Q. lf I give my property to my children, will that mean the State will pay my care fees?
The Local Authority have the power to overturn something you have done if they feel you have done it to deliberately deprive yourself of capital, or a benefit of some kind, or income. It’s called ‘deliberate deprivation’. They look at your intentions, your reasons for doing something, and when you did it.
If you cannot provide evidence for why you gave your property away for nothing, then the Local Authority can argue that you did it to minimise or avoid your liability for care fees. They can then ignore whatever you have done, and calculate your care fees as though you own the asset anyway.
Q. Over what time can a Local Authority look back for deliberate deprivation of assets?
In relation to care fees, there is no fixed time scale. As a general rule the Local Authority is actually only supposed to go back six months but they have the ability, where something is suspicious to them, to investigate as far back as they want. Given the limited budgets that Local Authorities now have, we are expecting them to look back further and ignore certain transactions made in the past for the purposes of assessment.
Q. If I put my property into a Trust, I won’t have to pay for my care fees. Is this true?
This probably won’t work. There are numerous individuals who generally try to persuade people to pay between £3,000 and £7,000 for a trust on the grounds that it will guarantee that the property cannot be considered for care fees assessments. However, Local Authorities are wise to this and are noting down the companies involved, so if you have such a trust, it is likely to be challenged. There are ways to plan for the future and we recommend that you take qualified legal advice before entering into any type of Trust contract.
Q. How do I know if my adviser is Qualified to discuss Care Fees?
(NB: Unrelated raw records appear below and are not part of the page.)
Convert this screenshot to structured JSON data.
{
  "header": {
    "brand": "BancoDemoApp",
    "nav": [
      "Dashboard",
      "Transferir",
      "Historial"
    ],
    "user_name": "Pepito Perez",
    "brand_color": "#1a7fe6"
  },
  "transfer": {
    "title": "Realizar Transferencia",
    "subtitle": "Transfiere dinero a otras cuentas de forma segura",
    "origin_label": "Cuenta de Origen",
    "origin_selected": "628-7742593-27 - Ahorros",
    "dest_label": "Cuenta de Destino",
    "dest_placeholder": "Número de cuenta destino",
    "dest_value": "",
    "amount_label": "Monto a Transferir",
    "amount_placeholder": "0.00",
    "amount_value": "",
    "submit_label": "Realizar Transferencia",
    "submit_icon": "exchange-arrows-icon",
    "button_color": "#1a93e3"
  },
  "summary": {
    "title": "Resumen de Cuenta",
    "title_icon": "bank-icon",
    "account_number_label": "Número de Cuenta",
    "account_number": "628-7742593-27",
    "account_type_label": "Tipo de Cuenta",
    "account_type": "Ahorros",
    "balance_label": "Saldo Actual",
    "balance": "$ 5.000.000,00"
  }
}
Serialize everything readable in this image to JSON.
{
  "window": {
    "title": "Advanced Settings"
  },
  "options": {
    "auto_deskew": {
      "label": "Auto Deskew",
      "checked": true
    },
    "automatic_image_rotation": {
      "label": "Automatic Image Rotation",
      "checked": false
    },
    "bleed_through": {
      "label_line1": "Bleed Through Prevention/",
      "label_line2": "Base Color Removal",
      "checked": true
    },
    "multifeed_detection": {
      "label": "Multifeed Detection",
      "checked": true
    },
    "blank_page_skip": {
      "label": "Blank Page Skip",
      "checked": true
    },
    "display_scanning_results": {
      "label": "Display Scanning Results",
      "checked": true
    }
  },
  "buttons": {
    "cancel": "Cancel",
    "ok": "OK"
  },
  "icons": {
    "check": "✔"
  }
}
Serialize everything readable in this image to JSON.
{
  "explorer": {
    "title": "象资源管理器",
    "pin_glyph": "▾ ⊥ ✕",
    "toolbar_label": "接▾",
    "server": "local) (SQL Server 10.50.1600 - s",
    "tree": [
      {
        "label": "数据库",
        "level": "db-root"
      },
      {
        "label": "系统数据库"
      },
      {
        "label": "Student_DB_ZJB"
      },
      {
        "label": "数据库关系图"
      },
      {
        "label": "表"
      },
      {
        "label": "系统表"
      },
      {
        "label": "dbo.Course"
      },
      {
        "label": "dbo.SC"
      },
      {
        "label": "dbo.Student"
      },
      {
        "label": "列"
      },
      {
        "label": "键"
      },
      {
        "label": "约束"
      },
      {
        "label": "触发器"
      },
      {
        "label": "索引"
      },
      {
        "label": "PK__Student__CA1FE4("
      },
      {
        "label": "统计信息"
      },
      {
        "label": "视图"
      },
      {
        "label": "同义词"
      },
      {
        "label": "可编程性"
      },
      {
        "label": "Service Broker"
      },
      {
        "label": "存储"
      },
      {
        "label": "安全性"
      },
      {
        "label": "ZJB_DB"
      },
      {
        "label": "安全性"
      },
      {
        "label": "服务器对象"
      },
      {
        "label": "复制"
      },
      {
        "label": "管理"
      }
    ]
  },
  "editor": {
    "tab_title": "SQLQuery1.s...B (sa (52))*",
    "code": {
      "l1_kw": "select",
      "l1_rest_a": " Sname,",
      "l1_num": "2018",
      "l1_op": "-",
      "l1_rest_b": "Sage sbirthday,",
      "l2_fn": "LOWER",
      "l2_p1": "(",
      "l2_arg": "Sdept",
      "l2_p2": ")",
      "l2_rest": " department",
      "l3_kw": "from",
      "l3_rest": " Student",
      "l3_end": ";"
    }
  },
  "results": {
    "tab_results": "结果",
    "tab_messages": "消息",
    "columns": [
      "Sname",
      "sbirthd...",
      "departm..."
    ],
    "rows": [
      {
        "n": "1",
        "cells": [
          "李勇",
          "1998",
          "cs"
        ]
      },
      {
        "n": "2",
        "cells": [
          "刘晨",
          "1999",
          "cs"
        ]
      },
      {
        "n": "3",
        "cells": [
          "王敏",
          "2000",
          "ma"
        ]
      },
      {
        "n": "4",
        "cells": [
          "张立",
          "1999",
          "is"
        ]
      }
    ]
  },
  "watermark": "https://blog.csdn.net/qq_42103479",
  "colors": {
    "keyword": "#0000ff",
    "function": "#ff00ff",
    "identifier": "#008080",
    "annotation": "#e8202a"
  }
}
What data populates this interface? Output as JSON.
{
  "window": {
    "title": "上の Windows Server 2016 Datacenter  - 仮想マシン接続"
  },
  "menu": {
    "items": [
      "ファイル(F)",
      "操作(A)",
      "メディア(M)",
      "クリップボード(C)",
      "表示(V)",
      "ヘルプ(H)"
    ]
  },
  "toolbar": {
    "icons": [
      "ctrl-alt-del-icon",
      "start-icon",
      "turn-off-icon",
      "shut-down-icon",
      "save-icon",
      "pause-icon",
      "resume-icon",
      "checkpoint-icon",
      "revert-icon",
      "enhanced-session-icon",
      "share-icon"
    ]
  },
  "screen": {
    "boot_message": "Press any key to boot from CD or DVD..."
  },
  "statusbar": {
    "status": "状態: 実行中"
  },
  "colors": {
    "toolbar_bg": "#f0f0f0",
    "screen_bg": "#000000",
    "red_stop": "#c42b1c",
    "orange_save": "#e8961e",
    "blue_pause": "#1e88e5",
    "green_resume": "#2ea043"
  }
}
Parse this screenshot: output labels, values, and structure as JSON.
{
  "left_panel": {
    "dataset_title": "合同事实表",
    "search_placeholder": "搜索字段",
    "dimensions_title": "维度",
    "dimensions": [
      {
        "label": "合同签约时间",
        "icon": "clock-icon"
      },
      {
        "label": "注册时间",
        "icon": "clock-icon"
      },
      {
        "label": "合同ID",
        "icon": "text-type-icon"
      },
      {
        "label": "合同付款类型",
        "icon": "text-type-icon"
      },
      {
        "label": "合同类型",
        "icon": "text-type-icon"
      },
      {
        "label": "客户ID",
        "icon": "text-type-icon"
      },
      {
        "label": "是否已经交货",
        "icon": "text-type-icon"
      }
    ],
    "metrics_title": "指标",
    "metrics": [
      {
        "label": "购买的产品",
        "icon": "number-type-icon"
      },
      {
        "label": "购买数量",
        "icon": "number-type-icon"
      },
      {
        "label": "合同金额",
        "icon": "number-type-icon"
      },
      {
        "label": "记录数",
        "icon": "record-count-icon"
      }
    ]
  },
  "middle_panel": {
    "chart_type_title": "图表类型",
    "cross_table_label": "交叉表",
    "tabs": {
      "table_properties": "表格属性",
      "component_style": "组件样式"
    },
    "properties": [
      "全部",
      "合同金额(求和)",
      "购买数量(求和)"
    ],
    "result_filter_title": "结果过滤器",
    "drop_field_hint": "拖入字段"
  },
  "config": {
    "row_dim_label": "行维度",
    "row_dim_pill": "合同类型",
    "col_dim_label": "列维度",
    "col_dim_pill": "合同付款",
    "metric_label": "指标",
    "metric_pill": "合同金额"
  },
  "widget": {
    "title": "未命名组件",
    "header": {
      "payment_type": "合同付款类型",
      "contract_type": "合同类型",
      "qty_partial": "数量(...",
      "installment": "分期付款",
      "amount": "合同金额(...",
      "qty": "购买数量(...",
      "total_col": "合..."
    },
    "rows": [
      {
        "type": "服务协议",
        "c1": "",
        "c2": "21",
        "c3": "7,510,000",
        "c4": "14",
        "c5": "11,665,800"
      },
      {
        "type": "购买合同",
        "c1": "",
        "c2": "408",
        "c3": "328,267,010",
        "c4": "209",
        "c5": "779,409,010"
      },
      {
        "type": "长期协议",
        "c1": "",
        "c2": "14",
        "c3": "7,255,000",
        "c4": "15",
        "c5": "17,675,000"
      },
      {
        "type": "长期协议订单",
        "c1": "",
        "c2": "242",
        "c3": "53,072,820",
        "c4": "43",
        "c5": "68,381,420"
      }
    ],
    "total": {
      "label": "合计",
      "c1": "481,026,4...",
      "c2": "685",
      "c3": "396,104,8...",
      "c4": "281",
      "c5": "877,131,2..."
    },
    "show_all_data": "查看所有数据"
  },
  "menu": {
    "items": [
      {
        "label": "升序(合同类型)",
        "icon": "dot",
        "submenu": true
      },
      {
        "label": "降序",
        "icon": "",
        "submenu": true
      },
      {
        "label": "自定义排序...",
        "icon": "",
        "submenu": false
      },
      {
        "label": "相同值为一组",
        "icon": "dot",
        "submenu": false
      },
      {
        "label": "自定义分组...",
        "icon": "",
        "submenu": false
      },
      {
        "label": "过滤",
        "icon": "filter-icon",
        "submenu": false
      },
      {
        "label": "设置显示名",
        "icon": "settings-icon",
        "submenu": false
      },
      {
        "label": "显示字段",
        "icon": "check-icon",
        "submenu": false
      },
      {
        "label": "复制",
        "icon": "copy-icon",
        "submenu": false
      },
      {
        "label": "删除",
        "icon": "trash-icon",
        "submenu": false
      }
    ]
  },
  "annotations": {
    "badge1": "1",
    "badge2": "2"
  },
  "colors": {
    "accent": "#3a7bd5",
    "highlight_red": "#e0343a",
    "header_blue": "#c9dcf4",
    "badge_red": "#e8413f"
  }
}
All advisers have to have passed a Chartered Insurance Institute exam (CF8) to discuss care fees planning, and an Equity Release exam (ER1) to discuss equity release schemes. It is recommended that you speak to accredited members of SOLLA (Society of Later Life Advisers) as not only have they had their qualifications checked but they have also undergone professional training in this area. You can check whether your adviser is accredited on the SOLLA website (www.societyoflaterlifeadvisers.co.uk)